- Remuneration – ambition to earn higher pay
- Appreciation – from others at work, whether from peers or line management – this includes feeling valued and listened to
- Recognition – positive feedback from others, for the work done,
- Work life balance – an opportunity to have flexibility between work and home lives
- Communication – styles and types of communication aligned to the individual’s preferences.
- Social – opportunities to interact with others in a social context
- Authority – desire for decision making authority and autonomy within a role
Psychological contracts, which first emerged in the 1960s, notably in the work of organizational and behavioural theorists Chris Argyris and Edgar Schein, are where we try and match those business expectations with the individual’s personal expectations.
We can never expect a 100% fit, but the better matched those business expectations and employee expectations are, this becomes very visible in the organisation and tends to improve engagement and performance, particularly for the individual which will then feed into your organisational performance.
This Psychological Contracts Iceberg Model by Business Balls is a useful visual representation of this essential, yet implicit, agreement between employer and employee, which sets out how the employee is treated by the employer, and the expectations of what the employee is required to put into the job. Instances where either party deviate from this mutual agreement could create a situation of interference which will impact on both potential and performance.
Get rid of the interference!
It’s really important to understand this interference, and to consider those few key things that you need to have in place to stop them from holding back your organisation, or your individuals from realising or unleashing their potential, and delivering that performance…

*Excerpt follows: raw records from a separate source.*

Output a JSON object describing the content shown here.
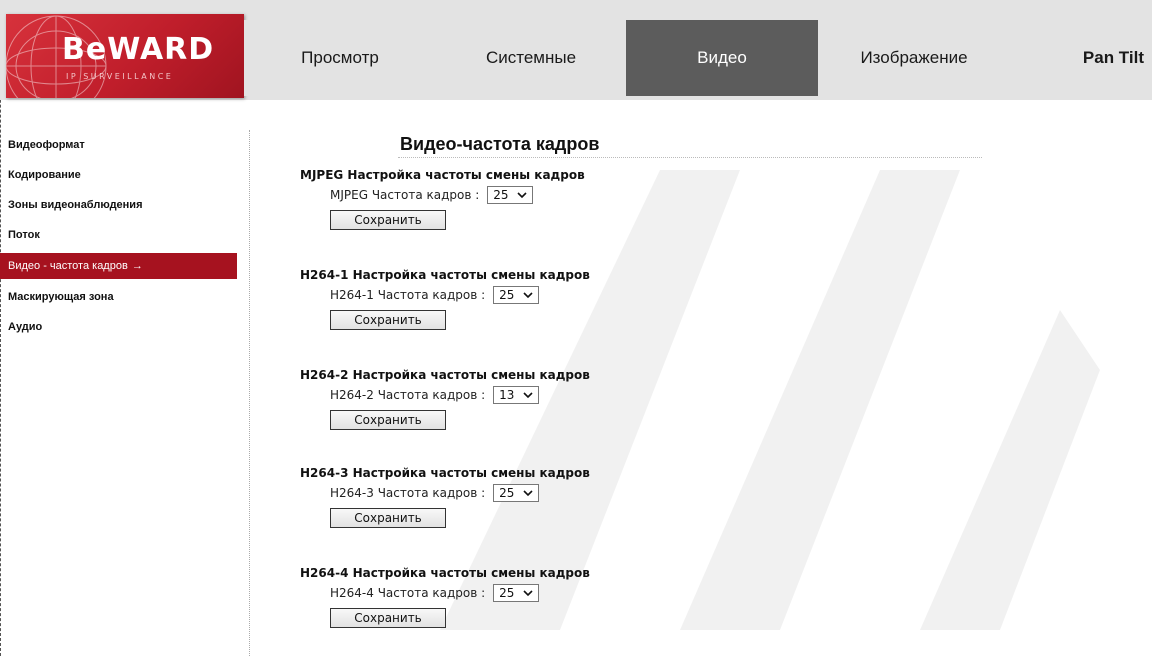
{
  "brand": {
    "name": "BeWARD",
    "tagline": "IP SURVEILLANCE"
  },
  "tabs": [
    {
      "label": "Просмотр",
      "active": false
    },
    {
      "label": "Системные",
      "active": false
    },
    {
      "label": "Видео",
      "active": true
    },
    {
      "label": "Изображение",
      "active": false
    },
    {
      "label": "Pan Tilt",
      "active": false
    }
  ],
  "sidebar": {
    "items": [
      {
        "label": "Видеоформат"
      },
      {
        "label": "Кодирование"
      },
      {
        "label": "Зоны видеонаблюдения"
      },
      {
        "label": "Поток"
      },
      {
        "label": "Видео - частота кадров",
        "active": true,
        "arrow": "→"
      },
      {
        "label": "Маскирующая зона"
      },
      {
        "label": "Аудио"
      }
    ]
  },
  "page": {
    "title": "Видео-частота кадров"
  },
  "sections": [
    {
      "heading": "MJPEG Настройка частоты смены кадров",
      "field_label": "MJPEG Частота кадров :",
      "value": "25",
      "save_label": "Сохранить"
    },
    {
      "heading": "H264-1 Настройка частоты смены кадров",
      "field_label": "H264-1 Частота кадров :",
      "value": "25",
      "save_label": "Сохранить"
    },
    {
      "heading": "H264-2 Настройка частоты смены кадров",
      "field_label": "H264-2 Частота кадров :",
      "value": "13",
      "save_label": "Сохранить"
    },
    {
      "heading": "H264-3 Настройка частоты смены кадров",
      "field_label": "H264-3 Частота кадров :",
      "value": "25",
      "save_label": "Сохранить"
    },
    {
      "heading": "H264-4 Настройка частоты смены кадров",
      "field_label": "H264-4 Частота кадров :",
      "value": "25",
      "save_label": "Сохранить"
    }
  ],
  "colors": {
    "brand_red": "#c01e2b",
    "active_tab": "#5c5c5c",
    "active_side": "#a6121f",
    "header_bg": "#e3e3e3"
  },
  "icons": {
    "select_chevron": "chevron-down-icon",
    "active_arrow": "arrow-right-icon"
  }
}
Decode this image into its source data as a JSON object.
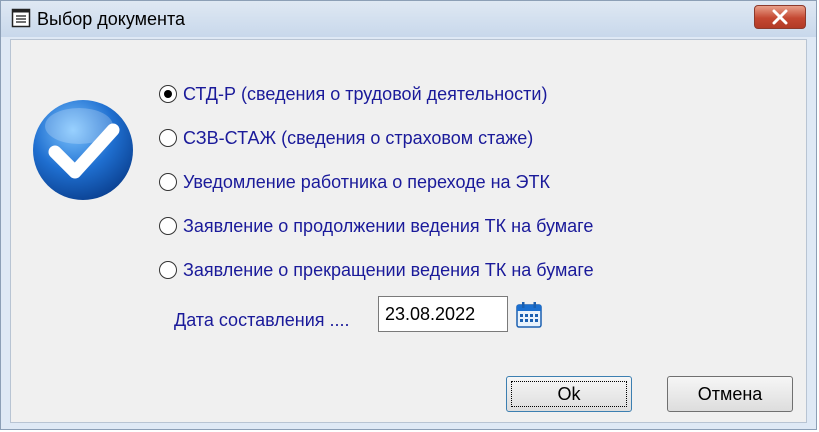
{
  "window": {
    "title": "Выбор документа"
  },
  "options": [
    {
      "label": "СТД-Р (сведения о трудовой деятельности)",
      "checked": true
    },
    {
      "label": "СЗВ-СТАЖ (сведения о страховом стаже)",
      "checked": false
    },
    {
      "label": "Уведомление работника о переходе на ЭТК",
      "checked": false
    },
    {
      "label": "Заявление о продолжении ведения ТК на бумаге",
      "checked": false
    },
    {
      "label": "Заявление о прекращении ведения ТК на бумаге",
      "checked": false
    }
  ],
  "date_field": {
    "label": "Дата составления ....",
    "value": "23.08.2022"
  },
  "buttons": {
    "ok_label": "Ok",
    "cancel_label": "Отмена"
  },
  "icons": {
    "title": "document-icon",
    "close": "close-icon",
    "logo": "checkmark-icon",
    "calendar": "calendar-icon"
  },
  "colors": {
    "label_text": "#1a1a9a",
    "close_button": "#c44832",
    "logo_blue": "#1f6fd0"
  }
}
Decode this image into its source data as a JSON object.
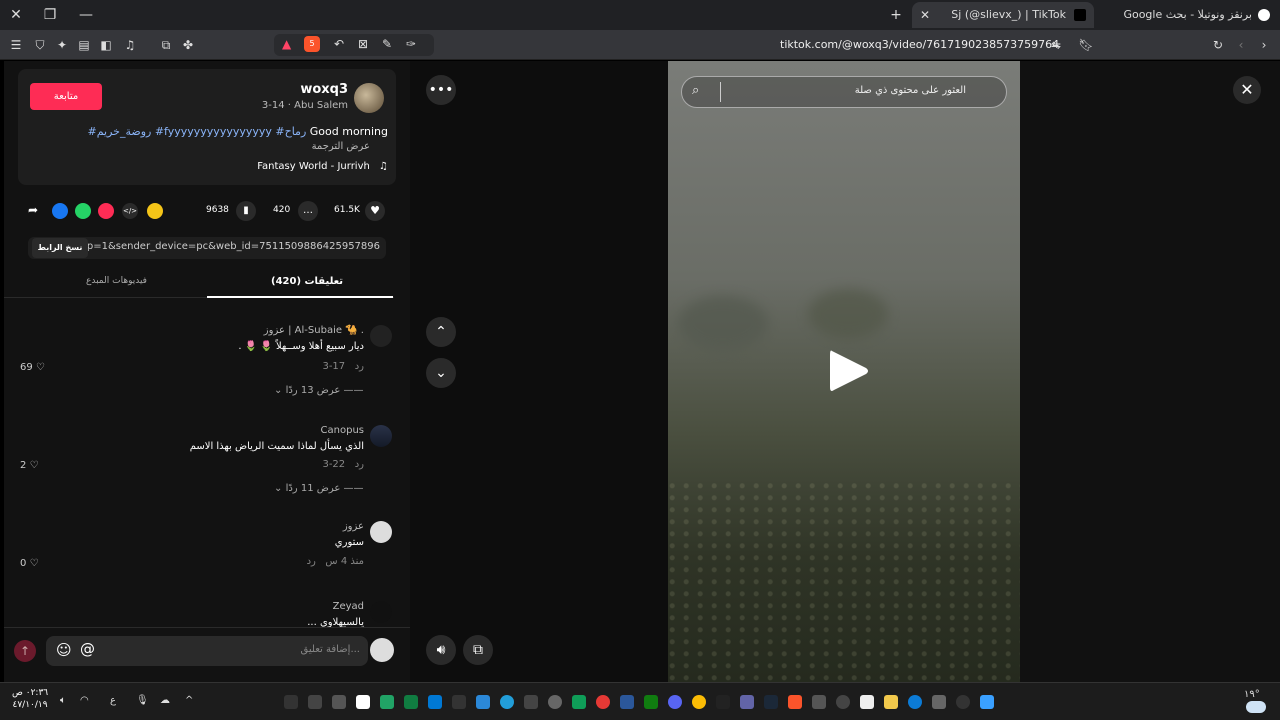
{
  "browser": {
    "tab_active_title": "Sj (@slievx_) | TikTok",
    "tab_inactive_title": "برنقز ونوتيلا - بحث Google",
    "url": "tiktok.com/@woxq3/video/7617190238573759764",
    "brave_badge": "5"
  },
  "post": {
    "username": "woxq3",
    "subtitle": "3-14 · Abu Salem",
    "follow_label": "متابعة",
    "caption_plain": "Good morning",
    "caption_tags": "#روضة_خريم #fyyyyyyyyyyyyyyyy #رماح",
    "translate_label": "عرض الترجمة",
    "music": "Fantasy World - Jurrivh"
  },
  "actions": {
    "likes": "61.5K",
    "comments": "420",
    "saves": "9638"
  },
  "share_link": {
    "text": "...p=1&sender_device=pc&web_id=7511509886425957896",
    "copy_label": "نسخ الرابط"
  },
  "tabs": {
    "comments": "(420) تعليقات",
    "creator_videos": "فيديوهات المبدع"
  },
  "comments": [
    {
      "user": "عزوز | Al-Subaie 🐪 .",
      "text": "ديار سبيع أهلا وســهلاً 🌷 🌷 .",
      "date": "3-17",
      "reply": "رد",
      "likes": "69",
      "replies": "عرض 13 ردًا"
    },
    {
      "user": "Canopus",
      "text": "الذي يسأل لماذا سميت الرياض بهذا الاسم",
      "date": "3-22",
      "reply": "رد",
      "likes": "2",
      "replies": "عرض 11 ردًا"
    },
    {
      "user": "عزوز",
      "text": "ستوري",
      "date": "منذ 4 س",
      "reply": "رد",
      "likes": "0"
    },
    {
      "user": "Zeyad",
      "text": "يالسيهلاوي ..."
    }
  ],
  "comment_bar": {
    "placeholder": "إضافة تعليق..."
  },
  "video": {
    "search_placeholder": "العثور على محتوى ذي صلة"
  },
  "taskbar": {
    "time": "٠٢:٣٦ ص",
    "date": "٤٧/١٠/١٩",
    "weather": "١٩°",
    "lang": "ع"
  }
}
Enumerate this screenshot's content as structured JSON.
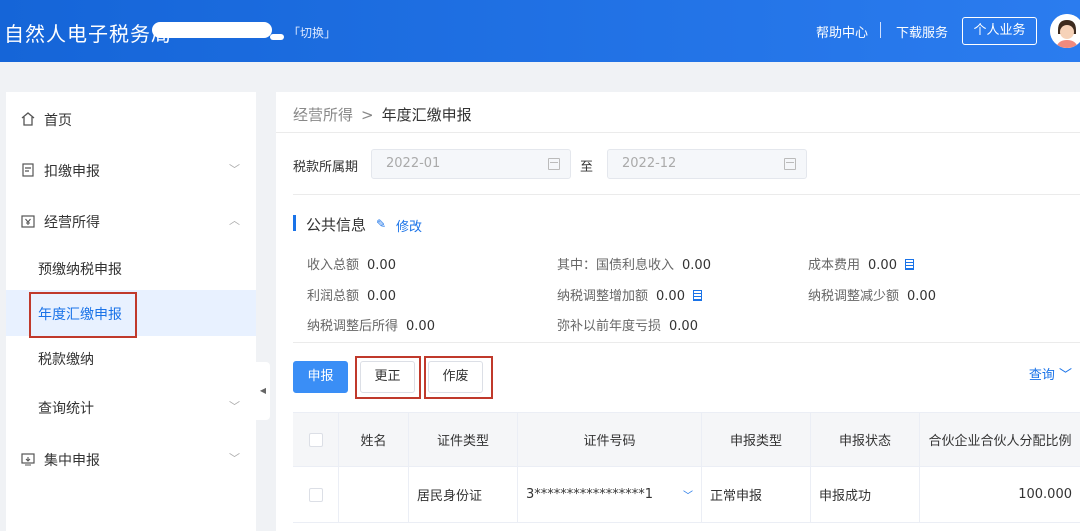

It’s vital that you have your business story, your vision, in place so that your employees can align themselves to this and understand the role they play, and the values and behaviours they need to demonstrate to contribute towards achieving business objectives. The values should be demonstrated on a day to day basis
Your frontline leaders and managers can play a key part in engaging and motivating the majority of your workforce, so we would advise investing energy, time and resources ensuring the key influencers in your organisation understand engagement and have the skills and behaviours needed to be able to build those relationships which will bring the most benefit.
Make sure that your employees feel valued and listened to, and feel that they are part of the solution rather than the problem. Understanding their expectations and what is important to them as individuals either by measuring it, or at the very least by encouraging managers to open these conversations with their teams will help your people feel more engaged if their expectations are met. Having expectations met from both the business’ point of view and the individual’s point of view will improve alignment and encourage performance.
If you improve your engagement rates, you’re more likely to improve your retention rates and the more fulfilled your employees are they better they will be at delivering performance.
With engagement being such a wide-ranging subject, we will be doing further articles, videos and podcasts going into greater depth on many of the topics we’ve just touched on here, so please look out for those – you can find links below to follow our content!
Thanks for reading. We’d appreciate it if you want to hit the ‘like’ and ‘share’ buttons and would love it if you’d give our LinkedIn page a follow and leave us a comment with your thoughts.
If you’ve enjoyed this article, watch our video chat where we go into further detail. You can find our previous articles here, or check out our You Tube channel and our podcast channel. If you’d like to know more about what we do please visit our website.
Peak Performance Partnership Ltd (3P) is a Business Performance Consultancy specialising in Talent Management. ASPIRE by 3P is our talent management solution which supports the talent life cycle of Acquisition, Succession Planning, Improvement and Retention & Engagement.
Co-authored by Lindsay McGhie, Trevor Norman and Michelle Manning